A Look At The Importance of Back-To-School Vaccines Amidst a Pandemic
This post is sponsored by I Vaccinate.
August is National Immunization Awareness Month, and given not only the continued effects of COVID-19, but also the decrease in well-child visits over the past year, I thought it was important to address both in today’s post. I’ve worked with I Vaccinate for over two years now and I love and support the work they’re doing to help educate and assuage fears around vaccinations — things that are necessary amidst the sudden increase in misinformation found online. To do so, here is a concise look at the importance of back-to-school vaccines.
Although one might think that our experience with COVID-19 would reinforce the importance of routine vaccinations, it seems to have actually decreased the number of children who have stayed up to date. In an effort to quarantine and minimize exposure during this pandemic, parents have actually kept children home and missed important vaccination appointments. While that may seem like a good idea, it actually puts children and adults at risk for preventable illnesses and isn’t necessary due to the fact that many, if not all, doctor’s offices have implemented strategies to keep patients safe during appointments, including mask wearing, health screening questions, drive-up visits/vaccinations, etc.
Repeated studies show that vaccines are safe, but deviating from their schedule is not. Before vaccines, parents in the United States could expect that every year:
- Polio would paralyze 10,000 children.
- Pertussis (whooping cough) would kill 8,000 infants.

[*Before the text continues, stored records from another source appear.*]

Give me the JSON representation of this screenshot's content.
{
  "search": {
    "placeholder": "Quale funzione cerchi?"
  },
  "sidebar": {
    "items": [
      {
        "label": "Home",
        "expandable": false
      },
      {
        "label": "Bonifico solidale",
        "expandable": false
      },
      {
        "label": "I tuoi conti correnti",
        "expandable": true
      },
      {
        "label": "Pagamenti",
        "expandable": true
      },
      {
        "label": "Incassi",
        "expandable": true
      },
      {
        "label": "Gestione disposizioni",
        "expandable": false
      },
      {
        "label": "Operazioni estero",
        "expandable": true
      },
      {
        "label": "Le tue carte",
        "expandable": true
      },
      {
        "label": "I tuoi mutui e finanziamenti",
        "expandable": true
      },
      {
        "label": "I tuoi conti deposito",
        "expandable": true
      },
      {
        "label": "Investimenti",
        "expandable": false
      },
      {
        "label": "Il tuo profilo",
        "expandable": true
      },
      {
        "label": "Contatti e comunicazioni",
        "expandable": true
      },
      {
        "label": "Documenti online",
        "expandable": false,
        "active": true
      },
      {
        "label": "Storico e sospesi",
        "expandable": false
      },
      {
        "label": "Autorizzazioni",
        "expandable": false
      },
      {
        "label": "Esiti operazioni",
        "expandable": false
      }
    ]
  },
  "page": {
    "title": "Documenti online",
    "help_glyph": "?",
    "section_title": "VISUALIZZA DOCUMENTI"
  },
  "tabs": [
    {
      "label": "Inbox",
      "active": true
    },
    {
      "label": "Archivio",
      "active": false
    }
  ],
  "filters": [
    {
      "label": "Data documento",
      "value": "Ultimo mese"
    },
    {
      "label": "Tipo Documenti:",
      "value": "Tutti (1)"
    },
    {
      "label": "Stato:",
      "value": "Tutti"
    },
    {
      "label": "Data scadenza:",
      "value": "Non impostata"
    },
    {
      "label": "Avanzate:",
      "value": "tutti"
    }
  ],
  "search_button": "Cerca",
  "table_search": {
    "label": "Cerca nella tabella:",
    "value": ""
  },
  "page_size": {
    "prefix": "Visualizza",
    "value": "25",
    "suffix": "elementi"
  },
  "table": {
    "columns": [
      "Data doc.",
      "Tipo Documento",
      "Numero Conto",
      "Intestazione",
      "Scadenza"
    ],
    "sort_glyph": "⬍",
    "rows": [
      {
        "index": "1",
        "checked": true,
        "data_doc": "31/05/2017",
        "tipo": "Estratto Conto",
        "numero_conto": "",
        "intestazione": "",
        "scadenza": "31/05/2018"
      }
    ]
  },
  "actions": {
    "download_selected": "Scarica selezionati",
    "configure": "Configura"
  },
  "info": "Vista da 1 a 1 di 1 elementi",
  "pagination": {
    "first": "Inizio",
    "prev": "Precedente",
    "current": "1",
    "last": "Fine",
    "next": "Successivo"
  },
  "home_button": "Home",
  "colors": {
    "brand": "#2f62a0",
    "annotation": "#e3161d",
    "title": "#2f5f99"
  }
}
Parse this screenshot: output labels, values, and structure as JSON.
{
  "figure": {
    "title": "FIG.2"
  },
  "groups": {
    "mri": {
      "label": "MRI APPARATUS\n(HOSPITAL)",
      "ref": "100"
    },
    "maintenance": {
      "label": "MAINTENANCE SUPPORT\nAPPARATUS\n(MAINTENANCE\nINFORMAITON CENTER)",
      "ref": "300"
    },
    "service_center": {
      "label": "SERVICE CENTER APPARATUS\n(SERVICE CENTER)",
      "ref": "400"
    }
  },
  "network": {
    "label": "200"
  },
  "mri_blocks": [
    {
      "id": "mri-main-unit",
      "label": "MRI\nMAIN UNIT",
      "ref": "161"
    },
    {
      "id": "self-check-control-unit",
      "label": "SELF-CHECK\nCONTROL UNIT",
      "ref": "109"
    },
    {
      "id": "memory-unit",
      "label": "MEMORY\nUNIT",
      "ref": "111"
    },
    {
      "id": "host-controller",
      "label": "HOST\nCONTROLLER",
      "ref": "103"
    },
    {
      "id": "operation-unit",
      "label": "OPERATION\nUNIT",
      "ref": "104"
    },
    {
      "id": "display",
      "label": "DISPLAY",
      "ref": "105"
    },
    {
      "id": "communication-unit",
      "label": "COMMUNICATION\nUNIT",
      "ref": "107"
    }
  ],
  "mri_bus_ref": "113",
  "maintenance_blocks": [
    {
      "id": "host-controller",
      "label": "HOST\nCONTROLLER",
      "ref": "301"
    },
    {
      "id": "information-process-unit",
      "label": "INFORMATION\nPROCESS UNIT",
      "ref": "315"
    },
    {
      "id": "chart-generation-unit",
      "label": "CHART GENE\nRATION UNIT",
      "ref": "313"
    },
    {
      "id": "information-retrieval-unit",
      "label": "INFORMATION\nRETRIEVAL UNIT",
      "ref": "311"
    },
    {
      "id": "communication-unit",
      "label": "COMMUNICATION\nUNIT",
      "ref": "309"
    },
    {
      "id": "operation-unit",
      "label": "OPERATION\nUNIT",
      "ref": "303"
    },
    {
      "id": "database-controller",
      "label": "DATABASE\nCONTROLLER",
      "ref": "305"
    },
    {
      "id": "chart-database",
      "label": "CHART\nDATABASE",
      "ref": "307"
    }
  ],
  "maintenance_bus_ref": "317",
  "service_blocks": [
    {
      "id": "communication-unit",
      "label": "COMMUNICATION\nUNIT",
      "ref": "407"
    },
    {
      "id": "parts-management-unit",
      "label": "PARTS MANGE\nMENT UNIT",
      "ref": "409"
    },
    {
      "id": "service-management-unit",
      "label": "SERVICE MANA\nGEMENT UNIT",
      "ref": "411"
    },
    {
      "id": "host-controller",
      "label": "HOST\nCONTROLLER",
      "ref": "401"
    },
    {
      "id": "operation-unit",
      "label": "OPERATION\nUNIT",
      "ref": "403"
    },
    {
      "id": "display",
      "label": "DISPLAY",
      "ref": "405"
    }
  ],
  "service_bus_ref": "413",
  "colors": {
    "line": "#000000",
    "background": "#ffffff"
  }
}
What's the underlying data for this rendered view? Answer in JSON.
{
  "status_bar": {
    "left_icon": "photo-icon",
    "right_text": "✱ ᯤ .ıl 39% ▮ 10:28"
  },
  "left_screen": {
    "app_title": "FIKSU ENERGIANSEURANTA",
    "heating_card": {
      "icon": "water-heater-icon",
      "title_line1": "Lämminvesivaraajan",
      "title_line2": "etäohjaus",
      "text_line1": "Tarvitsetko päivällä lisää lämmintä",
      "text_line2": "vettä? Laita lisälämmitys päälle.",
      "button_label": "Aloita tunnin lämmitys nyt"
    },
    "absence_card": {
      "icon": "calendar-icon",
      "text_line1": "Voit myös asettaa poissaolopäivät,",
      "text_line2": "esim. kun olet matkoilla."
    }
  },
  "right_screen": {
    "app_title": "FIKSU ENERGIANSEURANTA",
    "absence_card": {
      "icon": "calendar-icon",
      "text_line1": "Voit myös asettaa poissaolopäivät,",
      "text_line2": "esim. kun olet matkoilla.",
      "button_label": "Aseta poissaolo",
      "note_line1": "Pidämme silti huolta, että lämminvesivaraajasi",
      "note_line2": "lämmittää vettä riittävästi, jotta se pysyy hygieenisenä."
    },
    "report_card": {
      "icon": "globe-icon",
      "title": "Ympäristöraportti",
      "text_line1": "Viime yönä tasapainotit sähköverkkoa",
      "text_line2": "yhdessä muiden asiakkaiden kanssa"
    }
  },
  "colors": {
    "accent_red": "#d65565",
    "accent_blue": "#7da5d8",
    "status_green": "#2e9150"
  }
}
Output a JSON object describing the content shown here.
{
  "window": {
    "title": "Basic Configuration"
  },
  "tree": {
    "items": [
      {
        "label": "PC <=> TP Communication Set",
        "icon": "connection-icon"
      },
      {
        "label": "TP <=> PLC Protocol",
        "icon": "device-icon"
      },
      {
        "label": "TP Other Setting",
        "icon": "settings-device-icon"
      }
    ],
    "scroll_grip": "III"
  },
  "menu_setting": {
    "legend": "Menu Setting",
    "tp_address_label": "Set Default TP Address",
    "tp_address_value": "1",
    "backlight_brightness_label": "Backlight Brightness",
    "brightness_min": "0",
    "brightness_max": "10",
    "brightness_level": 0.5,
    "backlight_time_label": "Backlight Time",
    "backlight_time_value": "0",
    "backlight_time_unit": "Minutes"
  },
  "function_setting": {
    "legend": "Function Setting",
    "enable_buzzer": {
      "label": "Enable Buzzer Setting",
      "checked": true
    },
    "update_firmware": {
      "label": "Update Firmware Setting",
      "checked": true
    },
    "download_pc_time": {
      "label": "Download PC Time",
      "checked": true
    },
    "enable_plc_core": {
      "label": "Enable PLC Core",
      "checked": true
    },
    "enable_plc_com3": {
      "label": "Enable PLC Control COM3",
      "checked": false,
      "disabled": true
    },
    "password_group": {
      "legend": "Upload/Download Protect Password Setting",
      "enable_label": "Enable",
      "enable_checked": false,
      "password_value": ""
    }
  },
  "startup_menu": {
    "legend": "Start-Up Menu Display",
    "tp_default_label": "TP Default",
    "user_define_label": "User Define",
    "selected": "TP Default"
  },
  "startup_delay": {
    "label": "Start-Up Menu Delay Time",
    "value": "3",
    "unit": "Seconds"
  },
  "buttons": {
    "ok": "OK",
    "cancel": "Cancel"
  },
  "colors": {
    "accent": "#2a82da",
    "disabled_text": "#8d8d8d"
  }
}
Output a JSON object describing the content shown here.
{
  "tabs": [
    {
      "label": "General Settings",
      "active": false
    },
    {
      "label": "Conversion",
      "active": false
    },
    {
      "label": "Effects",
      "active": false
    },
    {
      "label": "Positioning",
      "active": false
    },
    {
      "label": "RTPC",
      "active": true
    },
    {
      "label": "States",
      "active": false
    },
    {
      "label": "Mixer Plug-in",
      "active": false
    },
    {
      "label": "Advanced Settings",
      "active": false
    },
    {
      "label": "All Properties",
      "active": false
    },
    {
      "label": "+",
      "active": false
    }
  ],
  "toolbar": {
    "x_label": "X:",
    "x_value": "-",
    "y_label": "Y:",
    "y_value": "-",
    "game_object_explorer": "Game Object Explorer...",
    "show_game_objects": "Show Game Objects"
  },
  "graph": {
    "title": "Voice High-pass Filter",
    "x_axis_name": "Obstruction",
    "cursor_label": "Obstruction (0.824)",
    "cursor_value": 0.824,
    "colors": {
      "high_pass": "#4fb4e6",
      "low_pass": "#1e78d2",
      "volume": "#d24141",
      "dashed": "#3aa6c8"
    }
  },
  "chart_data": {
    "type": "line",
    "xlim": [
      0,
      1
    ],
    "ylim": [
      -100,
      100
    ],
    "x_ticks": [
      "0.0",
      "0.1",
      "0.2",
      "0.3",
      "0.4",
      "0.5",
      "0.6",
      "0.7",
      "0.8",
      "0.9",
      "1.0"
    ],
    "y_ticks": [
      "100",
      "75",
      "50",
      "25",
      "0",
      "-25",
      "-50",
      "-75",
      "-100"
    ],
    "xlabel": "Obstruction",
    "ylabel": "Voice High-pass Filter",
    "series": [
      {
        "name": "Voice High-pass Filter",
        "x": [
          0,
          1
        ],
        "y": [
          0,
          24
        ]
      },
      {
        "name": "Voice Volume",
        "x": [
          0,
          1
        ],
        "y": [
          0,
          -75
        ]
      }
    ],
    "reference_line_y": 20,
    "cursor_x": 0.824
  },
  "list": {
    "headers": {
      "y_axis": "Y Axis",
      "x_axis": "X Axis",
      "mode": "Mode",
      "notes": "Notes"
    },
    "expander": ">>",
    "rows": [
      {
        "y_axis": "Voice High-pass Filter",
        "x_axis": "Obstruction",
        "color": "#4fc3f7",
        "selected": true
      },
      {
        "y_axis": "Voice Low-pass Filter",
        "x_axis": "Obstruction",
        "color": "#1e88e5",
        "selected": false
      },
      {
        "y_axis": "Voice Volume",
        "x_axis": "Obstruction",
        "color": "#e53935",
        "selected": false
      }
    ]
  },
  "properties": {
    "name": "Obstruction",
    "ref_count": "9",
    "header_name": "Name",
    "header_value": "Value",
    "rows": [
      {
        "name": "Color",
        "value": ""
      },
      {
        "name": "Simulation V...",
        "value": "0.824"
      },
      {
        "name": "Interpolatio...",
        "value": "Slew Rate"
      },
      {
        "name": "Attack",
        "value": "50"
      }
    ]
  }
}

- Measles would infect about 4 million children, killing about 500.
- Rubella (German measles) would cause birth defects and intellectual disabilities in as many as 20,000 newborns.
- Diphtheria would be one of the most common causes of death in school-aged children.
- A bacterium called Haemophilus influenzae type b (Hib) would cause meningitis in 15,000 children, leaving many with permanent brain damage.
Why it is important to follow the CDC-recommended vaccination schedule
- Following the recommended immunization schedule protects infants and children by providing immunity early in life, when they are most at risk for getting seriously ill from these diseases if they are exposed.
- The recommended schedule has been developed so that your child is protected and receiving the vaccines at the age when he or she will have the best response to develop immunity.
- Infants and young children who do not follow the recommended immunization schedules and instead spread out shots—or leave out shots—are at risk of developing diseases during the time that the shots are delayed.
- This results in more frequent visits to the doctor’s office, more stress and anticipation of shots and increased costs for you.
- The schedule is recommended by the CDC and is also approved by every major medical organization in the country, including the American Academy of Pediatrics and the American Academy of Family Physicians.
- The CDC-recommended schedule is the only schedule that has been carefully tested, studied and reviewed by medical experts prior to being recommended for children.
In addition, with hospitals and ICU’s at a decreased capacity due to COVID-19 cases, it’s important that children are protected to prevent further, unnecessary hospitalizations.
COVID-19 and children
While evidence seems to indicate that children are largely spared from the devastating effects of COVID-19, there are more nuances that need to be highlighted. Even if children experience a milder form or show no symptoms, they can still carry the disease and spread it to other populations. There are also reports of a rare, but serious, medical condition that can affect children exposed to the COVID-19 virus. Known as Multisystem Inflammatory Syndrome in Children (MIS-C), this disease can be life-threatening in children, so limiting chances of exposure to the COVID-19 virus is advised.
What to know about the COVID-19 vaccine and children
At this time, there are three COVID-19 vaccines authorized for emergency use in the U.S.:
- Pfizer COVID-19 vaccine: This vaccine can be used for people 12 years of age and older.
- Moderna COVID-19 vaccine: This vaccine can be used for people 18 years of age and older.
- Johnson & Johnson COVID-19 vaccine: This vaccine can be used for people 18 years of age and older.
- COVID-19 vaccine clinical trials for younger children are underway. Ensuring vaccines are safe is a critical process that begins during vaccine development and clinical trials and continues after vaccines are authorized or approved for use. This process has been used for vaccines for flu, polio, measles, mumps, pertussis and more.
Until we know more about the COVID-19 virus and its effects, the least we can do is make sure that our children are protected against the multitude of deadly, preventable illnesses that have plagued us in the past. It’s understandable to want to protect your children and question information before making decisions, but make sure that you get your information from reputable, scientific sources. Many of those can be found on the I Vaccinate website, where links to scientific studies help answer any questions or concerns you may have.
Make those doctor’s appointments. Get up to date on those back-to-school vaccines. Please help make the world a little bit safer.